• [Directions for this task]:
State the number of lines in the records beneath that hold the word "December", and add nothing.

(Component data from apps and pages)

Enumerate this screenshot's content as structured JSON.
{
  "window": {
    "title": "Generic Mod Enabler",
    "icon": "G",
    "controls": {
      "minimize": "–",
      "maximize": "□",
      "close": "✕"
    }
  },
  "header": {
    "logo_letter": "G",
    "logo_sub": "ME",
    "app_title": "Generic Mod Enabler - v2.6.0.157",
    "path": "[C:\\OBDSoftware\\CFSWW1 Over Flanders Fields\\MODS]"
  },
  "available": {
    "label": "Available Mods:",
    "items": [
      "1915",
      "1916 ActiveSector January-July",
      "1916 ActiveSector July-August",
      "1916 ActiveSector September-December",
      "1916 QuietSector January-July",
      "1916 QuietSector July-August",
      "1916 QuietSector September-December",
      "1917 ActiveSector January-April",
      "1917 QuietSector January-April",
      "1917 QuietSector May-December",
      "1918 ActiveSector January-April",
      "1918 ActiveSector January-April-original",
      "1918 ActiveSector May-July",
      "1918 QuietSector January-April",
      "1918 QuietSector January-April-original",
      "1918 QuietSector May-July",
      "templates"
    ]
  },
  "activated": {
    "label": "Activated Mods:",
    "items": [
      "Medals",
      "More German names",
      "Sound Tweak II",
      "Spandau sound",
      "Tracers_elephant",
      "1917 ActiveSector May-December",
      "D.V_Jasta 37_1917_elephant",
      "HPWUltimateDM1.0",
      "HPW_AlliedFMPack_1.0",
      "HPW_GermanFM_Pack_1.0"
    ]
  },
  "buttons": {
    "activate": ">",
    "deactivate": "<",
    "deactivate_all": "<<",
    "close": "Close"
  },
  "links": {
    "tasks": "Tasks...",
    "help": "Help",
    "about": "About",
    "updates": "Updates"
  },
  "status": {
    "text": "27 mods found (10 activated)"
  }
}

• [Expected output]:
4